Ashley Pérez Flanagan as Giselle and Carlos Encinias as Arturo;  Photo: Daniel Rader

  Stefanie Renee Salyers, Gabriella Enriquez and Caleb Marshall-Villarreal;  Photo: Daniel Rader

        Boritt's set pieces move about the stage forming  a dozen locales. They guide, protect and provide performance spots for the company. They transform from a desert landscape into the interior of a gigantic cave, into a riverbank and, like the company itself, can be graceful, or striking, or subliminal as the plot needs them to be. They take the company's colors and transform their weight into weightlessness. As busy as the dance company is, without the sets the folks would seem stagnant. The play uses the religious aspects of the South  and Central American characters in both dance and song and several prayers are invoked along the way. These numbers are particularly eloquent and beautiful in their composition, and dance pictures and especially in their singing. the show uses its lyricism in many ways but none more exquisite than these religious stop-points.

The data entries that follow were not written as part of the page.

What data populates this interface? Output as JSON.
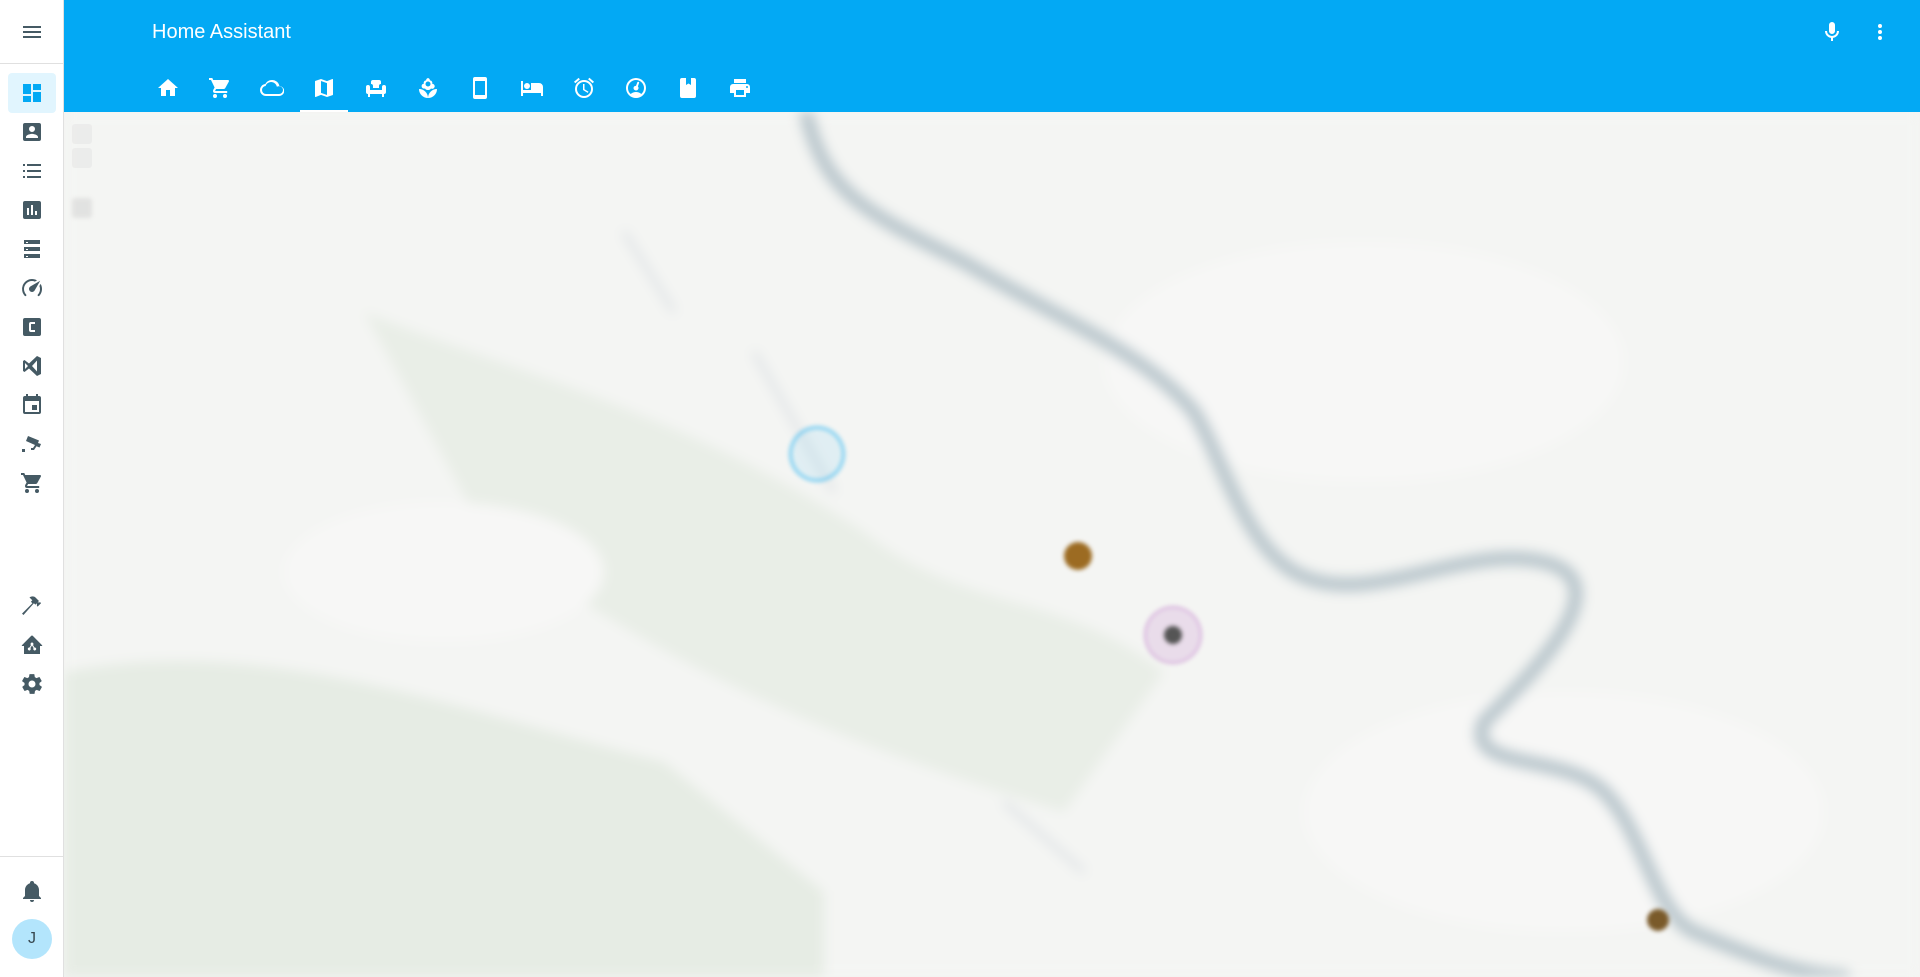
{
  "app": {
    "title": "Home Assistant"
  },
  "sidebar": {
    "menu_icon": "menu-icon",
    "items": [
      {
        "icon": "dashboard-icon",
        "active": true
      },
      {
        "icon": "account-box-icon",
        "active": false
      },
      {
        "icon": "format-list-bulleted-icon",
        "active": false
      },
      {
        "icon": "chart-box-icon",
        "active": false
      },
      {
        "icon": "server-icon",
        "active": false
      },
      {
        "icon": "speedometer-icon",
        "active": false
      },
      {
        "icon": "alpha-c-box-icon",
        "active": false
      },
      {
        "icon": "vscode-icon",
        "active": false
      },
      {
        "icon": "calendar-icon",
        "active": false
      },
      {
        "icon": "cctv-icon",
        "active": false
      },
      {
        "icon": "cart-icon",
        "active": false
      }
    ],
    "bottom_items": [
      {
        "icon": "hammer-icon"
      },
      {
        "icon": "home-assistant-icon"
      },
      {
        "icon": "cog-icon"
      }
    ],
    "notifications_icon": "bell-icon",
    "user_initial": "J"
  },
  "header": {
    "mic_icon": "microphone-icon",
    "more_icon": "dots-vertical-icon",
    "tabs": [
      {
        "icon": "home-icon",
        "active": false
      },
      {
        "icon": "cart-icon",
        "active": false
      },
      {
        "icon": "cloud-outline-icon",
        "active": false
      },
      {
        "icon": "map-icon",
        "active": true
      },
      {
        "icon": "sofa-icon",
        "active": false
      },
      {
        "icon": "flower-icon",
        "active": false
      },
      {
        "icon": "cellphone-icon",
        "active": false
      },
      {
        "icon": "bed-icon",
        "active": false
      },
      {
        "icon": "alarm-icon",
        "active": false
      },
      {
        "icon": "gauge-icon",
        "active": false
      },
      {
        "icon": "book-icon",
        "active": false
      },
      {
        "icon": "printer-icon",
        "active": false
      }
    ]
  },
  "map": {
    "colors": {
      "river": "#b9c6cc",
      "land": "#f4f5f3",
      "green": "#e6ece4"
    }
  }
}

  Caleb Marshall-Villarreal as Quetzelcoatl. Photo: Daniel Rader

        The cave sequence, following a major rain storm, is one of the few that doesn't involve singing, however it does delve in a bit of folk-dancing, based on Aztec traditions, with an elaborately costumed  Carlos Marshall-Villarreal as Quetzalcoatl. This is a high-point of the show. The Mexican-American dancer is clearly strong and sturdy but is also graceful and at ease with the flamboyance of his character. In the shelter of this cave, safe from prying eyes of men or Gods, the company revels in the barbarous, dangerous moment provided by the Aztec chieftain, venerated as the creator of mankind and earth. 

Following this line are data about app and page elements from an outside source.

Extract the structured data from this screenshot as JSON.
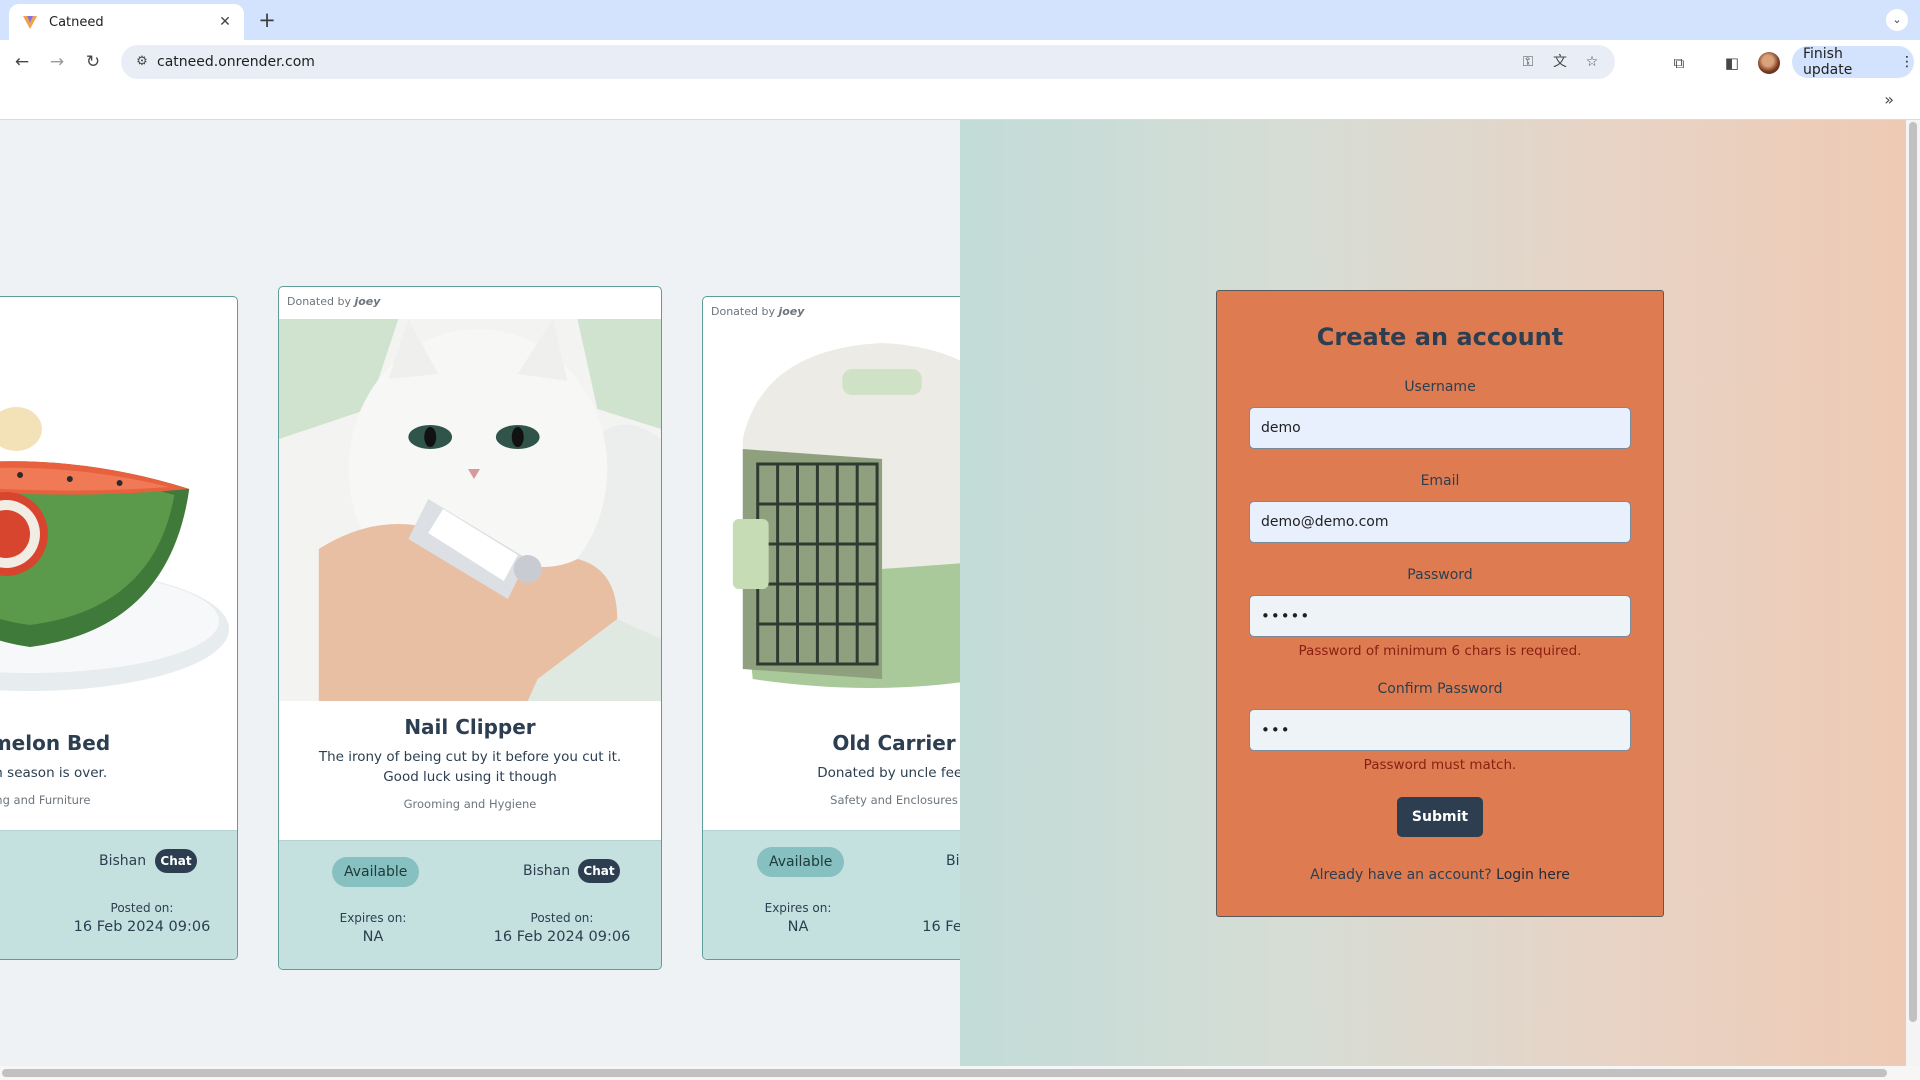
{
  "browser": {
    "tab_title": "Catneed",
    "url": "catneed.onrender.com",
    "finish_update_label": "Finish update",
    "chevrons": "»"
  },
  "cards": [
    {
      "donor_prefix": "",
      "donor_name": "",
      "title": "termelon Bed",
      "description": "melon season is over.",
      "category": "dding and Furniture",
      "status": "",
      "location": "Bishan",
      "chat_label": "Chat",
      "expires_label": "",
      "expires_value": "",
      "posted_label": "Posted on:",
      "posted_value": "16 Feb 2024 09:06"
    },
    {
      "donor_prefix": "Donated by",
      "donor_name": "joey",
      "title": "Nail Clipper",
      "description": "The irony of being cut by it before you cut it. Good luck using it though",
      "category": "Grooming and Hygiene",
      "status": "Available",
      "location": "Bishan",
      "chat_label": "Chat",
      "expires_label": "Expires on:",
      "expires_value": "NA",
      "posted_label": "Posted on:",
      "posted_value": "16 Feb 2024 09:06"
    },
    {
      "donor_prefix": "Donated by",
      "donor_name": "joey",
      "title": "Old Carrier",
      "description": "Donated by uncle feed",
      "category": "Safety and Enclosures",
      "status": "Available",
      "location": "Bi",
      "chat_label": "",
      "expires_label": "Expires on:",
      "expires_value": "NA",
      "posted_label": "",
      "posted_value": "16 Fe"
    }
  ],
  "signup": {
    "title": "Create an account",
    "username_label": "Username",
    "username_value": "demo",
    "email_label": "Email",
    "email_value": "demo@demo.com",
    "password_label": "Password",
    "password_value": "•••••",
    "password_error": "Password of minimum 6 chars is required.",
    "confirm_label": "Confirm Password",
    "confirm_value": "•••",
    "confirm_error": "Password must match.",
    "submit_label": "Submit",
    "login_prompt": "Already have an account?",
    "login_link": "Login here"
  },
  "colors": {
    "form_bg": "#de7b51",
    "primary_dark": "#2c3e50",
    "card_footer": "#c5e1df",
    "badge_available": "#87c0c0",
    "error_text": "#8b1e12"
  }
}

        While I've been going to the theatre most of my long life, and I've seen a myriad of story-ballets, dance specialties and dance concerts, this is perhaps the first time I've seen a play designed to open my heart and mind through dance and music and song in quite this manner. I am rarely impressed by new musicals any longer. It's not that they don't have the capability to change my way of thinking. They always could. This one has altered my way of thinking about the play itself alongside its methodology, its mythology and its imagery. I cannot conceive of the difficulties of forging a dynamic river without silken ties as dangerous as they are fluid. I cannot hear a heroic folk song now without thinking of men on rocks or a prayer without a village to sing it. This is a powerful theatrical experience, perhaps the most powerful show Barrington Stage has delivered to the Boyd-Quinson stage.  Let me be straightforward, simple and direct. I Just Loved It.

+ 09/30/2021 +

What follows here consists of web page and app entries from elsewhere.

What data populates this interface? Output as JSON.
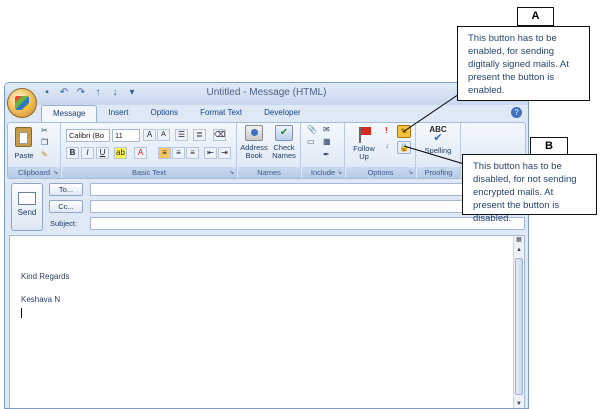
{
  "window": {
    "title": "Untitled - Message (HTML)",
    "controls": [
      "–",
      "□",
      "✕"
    ]
  },
  "tabs": [
    "Message",
    "Insert",
    "Options",
    "Format Text",
    "Developer"
  ],
  "help_label": "?",
  "ribbon": {
    "clipboard": {
      "label": "Clipboard",
      "paste": "Paste"
    },
    "basic_text": {
      "label": "Basic Text",
      "font": "Calibri (Bo",
      "size": "11"
    },
    "names": {
      "label": "Names",
      "address_book": "Address Book",
      "check_names": "Check Names"
    },
    "include": {
      "label": "Include"
    },
    "options": {
      "label": "Options",
      "follow_up": "Follow Up"
    },
    "proofing": {
      "label": "Proofing",
      "spelling": "Spelling",
      "abc": "ABC"
    }
  },
  "compose": {
    "send": "Send",
    "to": "To...",
    "cc": "Cc...",
    "subject": "Subject:"
  },
  "message_body": {
    "line1": "Kind Regards",
    "line2": "Keshava N"
  },
  "callouts": {
    "a": {
      "tag": "A",
      "text": "This button has to be enabled, for sending digitally signed mails. At present the button is enabled."
    },
    "b": {
      "tag": "B",
      "text": "This button has to be disabled, for not sending encrypted mails. At present the button is disabled."
    }
  }
}
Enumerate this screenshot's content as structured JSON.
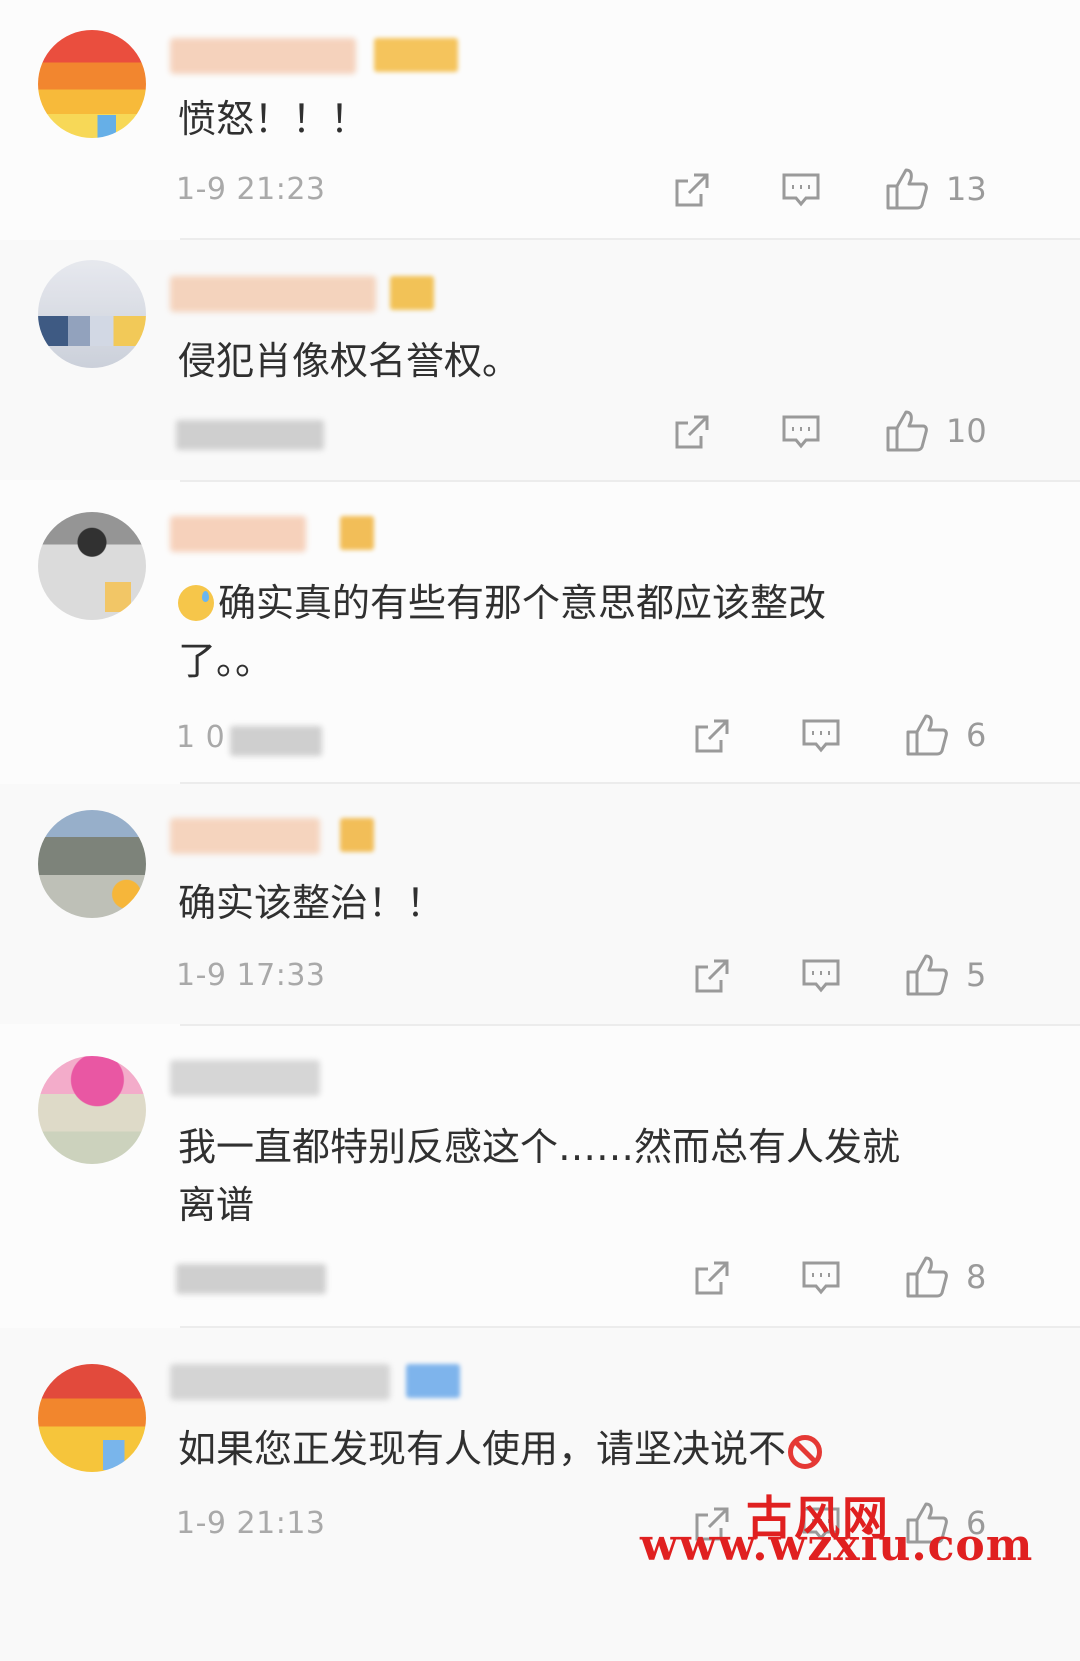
{
  "comments": [
    {
      "text": "愤怒！！！",
      "time": "1-9 21:23",
      "likes": "13"
    },
    {
      "text": "侵犯肖像权名誉权。",
      "time": "",
      "likes": "10"
    },
    {
      "text": "确实真的有些有那个意思都应该整改\n了。。",
      "time": "1 0",
      "likes": "6"
    },
    {
      "text": "确实该整治！！",
      "time": "1-9 17:33",
      "likes": "5"
    },
    {
      "text": "我一直都特别反感这个……然而总有人发就\n离谱",
      "time": "",
      "likes": "8"
    },
    {
      "text": "如果您正发现有人使用，请坚决说不",
      "time": "1-9 21:13",
      "likes": "6"
    }
  ],
  "icons": {
    "share": "share-icon",
    "comment": "comment-icon",
    "like": "thumbs-up-icon",
    "sad_emoji": "sad-sweat-emoji-icon",
    "no_entry": "prohibited-icon"
  },
  "watermark": {
    "cn": "古风网",
    "en": "www.wzxiu.com"
  },
  "colors": {
    "text": "#303030",
    "meta": "#a9a9a9",
    "watermark": "#e02020"
  }
}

  The Cast of A Crossing: A Dance Musical. Photo: Daniel Rader

A Crossing plays at Barrington Stage Company's the Boyd-Quinson Stage, 30 Union Street, Pittsfield, MA through October 16. For information and tickets call the box office at: 413- 236-8888 or go to their website at www.barringtonstageco.org